REQUIRED WORK
Give back all the data below exactly as it is shown.

INPUT DATA
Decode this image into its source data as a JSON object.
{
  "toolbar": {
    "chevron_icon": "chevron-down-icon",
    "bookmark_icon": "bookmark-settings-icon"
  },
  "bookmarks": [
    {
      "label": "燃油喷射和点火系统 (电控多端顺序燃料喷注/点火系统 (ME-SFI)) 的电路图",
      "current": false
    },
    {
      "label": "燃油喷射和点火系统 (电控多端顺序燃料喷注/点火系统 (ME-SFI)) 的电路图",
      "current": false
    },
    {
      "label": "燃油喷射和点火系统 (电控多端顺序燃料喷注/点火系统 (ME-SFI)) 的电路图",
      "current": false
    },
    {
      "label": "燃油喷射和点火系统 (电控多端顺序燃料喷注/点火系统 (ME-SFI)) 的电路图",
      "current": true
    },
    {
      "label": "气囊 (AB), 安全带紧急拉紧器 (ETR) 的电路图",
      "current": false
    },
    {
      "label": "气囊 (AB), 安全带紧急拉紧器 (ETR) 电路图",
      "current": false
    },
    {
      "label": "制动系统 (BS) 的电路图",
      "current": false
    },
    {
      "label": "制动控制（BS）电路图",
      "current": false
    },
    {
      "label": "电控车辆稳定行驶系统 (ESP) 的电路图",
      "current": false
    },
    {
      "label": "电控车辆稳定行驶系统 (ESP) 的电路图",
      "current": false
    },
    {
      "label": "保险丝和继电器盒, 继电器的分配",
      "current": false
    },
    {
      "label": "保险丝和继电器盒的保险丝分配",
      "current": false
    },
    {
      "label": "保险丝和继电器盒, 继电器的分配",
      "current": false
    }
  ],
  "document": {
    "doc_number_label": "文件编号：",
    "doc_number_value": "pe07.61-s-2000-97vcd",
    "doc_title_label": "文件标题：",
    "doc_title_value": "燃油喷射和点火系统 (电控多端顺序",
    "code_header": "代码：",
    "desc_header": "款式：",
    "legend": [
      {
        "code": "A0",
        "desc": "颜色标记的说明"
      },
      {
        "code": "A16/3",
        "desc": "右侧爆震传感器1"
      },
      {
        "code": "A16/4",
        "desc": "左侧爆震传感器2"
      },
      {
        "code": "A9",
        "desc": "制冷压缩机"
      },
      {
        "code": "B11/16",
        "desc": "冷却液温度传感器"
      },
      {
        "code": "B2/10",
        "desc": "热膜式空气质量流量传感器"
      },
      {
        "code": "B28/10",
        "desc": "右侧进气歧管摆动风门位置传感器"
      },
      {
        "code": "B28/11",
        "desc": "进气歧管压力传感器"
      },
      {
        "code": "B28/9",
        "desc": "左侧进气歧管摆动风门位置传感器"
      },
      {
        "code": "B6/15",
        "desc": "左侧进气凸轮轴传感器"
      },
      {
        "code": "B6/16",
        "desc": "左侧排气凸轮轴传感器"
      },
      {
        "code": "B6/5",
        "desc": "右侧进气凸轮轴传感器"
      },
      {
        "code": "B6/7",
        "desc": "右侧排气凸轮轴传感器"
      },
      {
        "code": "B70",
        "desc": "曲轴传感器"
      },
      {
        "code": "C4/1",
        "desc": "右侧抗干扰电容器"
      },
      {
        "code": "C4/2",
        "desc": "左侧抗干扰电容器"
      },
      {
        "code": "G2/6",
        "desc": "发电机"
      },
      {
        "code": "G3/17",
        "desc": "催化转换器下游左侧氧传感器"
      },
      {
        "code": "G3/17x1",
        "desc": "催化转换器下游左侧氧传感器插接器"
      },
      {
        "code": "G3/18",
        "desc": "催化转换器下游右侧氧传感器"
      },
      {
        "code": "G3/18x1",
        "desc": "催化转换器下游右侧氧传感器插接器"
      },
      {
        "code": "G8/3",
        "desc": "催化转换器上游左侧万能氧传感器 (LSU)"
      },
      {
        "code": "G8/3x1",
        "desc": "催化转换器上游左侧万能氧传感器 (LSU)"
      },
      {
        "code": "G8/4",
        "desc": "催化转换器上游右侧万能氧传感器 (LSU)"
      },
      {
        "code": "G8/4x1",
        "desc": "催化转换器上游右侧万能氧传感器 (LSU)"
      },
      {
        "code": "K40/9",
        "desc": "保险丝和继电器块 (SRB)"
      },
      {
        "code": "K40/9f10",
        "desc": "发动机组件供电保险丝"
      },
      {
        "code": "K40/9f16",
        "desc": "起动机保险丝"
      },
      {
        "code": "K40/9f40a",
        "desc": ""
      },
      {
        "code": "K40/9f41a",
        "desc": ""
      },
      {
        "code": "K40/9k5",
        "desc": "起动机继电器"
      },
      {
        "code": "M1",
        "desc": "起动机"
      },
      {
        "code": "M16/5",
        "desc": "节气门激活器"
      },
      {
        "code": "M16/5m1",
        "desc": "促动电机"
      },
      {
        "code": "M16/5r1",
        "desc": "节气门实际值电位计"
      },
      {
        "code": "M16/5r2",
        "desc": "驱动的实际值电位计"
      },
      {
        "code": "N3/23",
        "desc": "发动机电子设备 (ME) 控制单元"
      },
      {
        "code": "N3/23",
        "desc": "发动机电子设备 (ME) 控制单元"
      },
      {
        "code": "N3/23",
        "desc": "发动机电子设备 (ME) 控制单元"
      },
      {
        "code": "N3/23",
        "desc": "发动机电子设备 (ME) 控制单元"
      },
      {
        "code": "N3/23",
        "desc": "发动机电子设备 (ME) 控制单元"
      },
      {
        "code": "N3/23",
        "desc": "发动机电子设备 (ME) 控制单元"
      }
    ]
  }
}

SOLVED PROBLEM
Decode this image into its source data as a JSON object.
{
  "toolbar": {
    "chevron_icon": "chevron-down-icon",
    "bookmark_icon": "bookmark-settings-icon"
  },
  "bookmarks": [
    {
      "label": "燃油喷射和点火系统 (电控多端顺序燃料喷注/点火系统 (ME-SFI)) 的电路图",
      "current": false
    },
    {
      "label": "燃油喷射和点火系统 (电控多端顺序燃料喷注/点火系统 (ME-SFI)) 的电路图",
      "current": false
    },
    {
      "label": "燃油喷射和点火系统 (电控多端顺序燃料喷注/点火系统 (ME-SFI)) 的电路图",
      "current": false
    },
    {
      "label": "燃油喷射和点火系统 (电控多端顺序燃料喷注/点火系统 (ME-SFI)) 的电路图",
      "current": true
    },
    {
      "label": "气囊 (AB), 安全带紧急拉紧器 (ETR) 的电路图",
      "current": false
    },
    {
      "label": "气囊 (AB), 安全带紧急拉紧器 (ETR) 电路图",
      "current": false
    },
    {
      "label": "制动系统 (BS) 的电路图",
      "current": false
    },
    {
      "label": "制动控制（BS）电路图",
      "current": false
    },
    {
      "label": "电控车辆稳定行驶系统 (ESP) 的电路图",
      "current": false
    },
    {
      "label": "电控车辆稳定行驶系统 (ESP) 的电路图",
      "current": false
    },
    {
      "label": "保险丝和继电器盒, 继电器的分配",
      "current": false
    },
    {
      "label": "保险丝和继电器盒的保险丝分配",
      "current": false
    },
    {
      "label": "保险丝和继电器盒, 继电器的分配",
      "current": false
    }
  ],
  "document": {
    "doc_number_label": "文件编号：",
    "doc_number_value": "pe07.61-s-2000-97vcd",
    "doc_title_label": "文件标题：",
    "doc_title_value": "燃油喷射和点火系统 (电控多端顺序",
    "code_header": "代码：",
    "desc_header": "款式：",
    "legend": [
      {
        "code": "A0",
        "desc": "颜色标记的说明"
      },
      {
        "code": "A16/3",
        "desc": "右侧爆震传感器1"
      },
      {
        "code": "A16/4",
        "desc": "左侧爆震传感器2"
      },
      {
        "code": "A9",
        "desc": "制冷压缩机"
      },
      {
        "code": "B11/16",
        "desc": "冷却液温度传感器"
      },
      {
        "code": "B2/10",
        "desc": "热膜式空气质量流量传感器"
      },
      {
        "code": "B28/10",
        "desc": "右侧进气歧管摆动风门位置传感器"
      },
      {
        "code": "B28/11",
        "desc": "进气歧管压力传感器"
      },
      {
        "code": "B28/9",
        "desc": "左侧进气歧管摆动风门位置传感器"
      },
      {
        "code": "B6/15",
        "desc": "左侧进气凸轮轴传感器"
      },
      {
        "code": "B6/16",
        "desc": "左侧排气凸轮轴传感器"
      },
      {
        "code": "B6/5",
        "desc": "右侧进气凸轮轴传感器"
      },
      {
        "code": "B6/7",
        "desc": "右侧排气凸轮轴传感器"
      },
      {
        "code": "B70",
        "desc": "曲轴传感器"
      },
      {
        "code": "C4/1",
        "desc": "右侧抗干扰电容器"
      },
      {
        "code": "C4/2",
        "desc": "左侧抗干扰电容器"
      },
      {
        "code": "G2/6",
        "desc": "发电机"
      },
      {
        "code": "G3/17",
        "desc": "催化转换器下游左侧氧传感器"
      },
      {
        "code": "G3/17x1",
        "desc": "催化转换器下游左侧氧传感器插接器"
      },
      {
        "code": "G3/18",
        "desc": "催化转换器下游右侧氧传感器"
      },
      {
        "code": "G3/18x1",
        "desc": "催化转换器下游右侧氧传感器插接器"
      },
      {
        "code": "G8/3",
        "desc": "催化转换器上游左侧万能氧传感器 (LSU)"
      },
      {
        "code": "G8/3x1",
        "desc": "催化转换器上游左侧万能氧传感器 (LSU)"
      },
      {
        "code": "G8/4",
        "desc": "催化转换器上游右侧万能氧传感器 (LSU)"
      },
      {
        "code": "G8/4x1",
        "desc": "催化转换器上游右侧万能氧传感器 (LSU)"
      },
      {
        "code": "K40/9",
        "desc": "保险丝和继电器块 (SRB)"
      },
      {
        "code": "K40/9f10",
        "desc": "发动机组件供电保险丝"
      },
      {
        "code": "K40/9f16",
        "desc": "起动机保险丝"
      },
      {
        "code": "K40/9f40a",
        "desc": ""
      },
      {
        "code": "K40/9f41a",
        "desc": ""
      },
      {
        "code": "K40/9k5",
        "desc": "起动机继电器"
      },
      {
        "code": "M1",
        "desc": "起动机"
      },
      {
        "code": "M16/5",
        "desc": "节气门激活器"
      },
      {
        "code": "M16/5m1",
        "desc": "促动电机"
      },
      {
        "code": "M16/5r1",
        "desc": "节气门实际值电位计"
      },
      {
        "code": "M16/5r2",
        "desc": "驱动的实际值电位计"
      },
      {
        "code": "N3/23",
        "desc": "发动机电子设备 (ME) 控制单元"
      },
      {
        "code": "N3/23",
        "desc": "发动机电子设备 (ME) 控制单元"
      },
      {
        "code": "N3/23",
        "desc": "发动机电子设备 (ME) 控制单元"
      },
      {
        "code": "N3/23",
        "desc": "发动机电子设备 (ME) 控制单元"
      },
      {
        "code": "N3/23",
        "desc": "发动机电子设备 (ME) 控制单元"
      },
      {
        "code": "N3/23",
        "desc": "发动机电子设备 (ME) 控制单元"
      }
    ]
  }
}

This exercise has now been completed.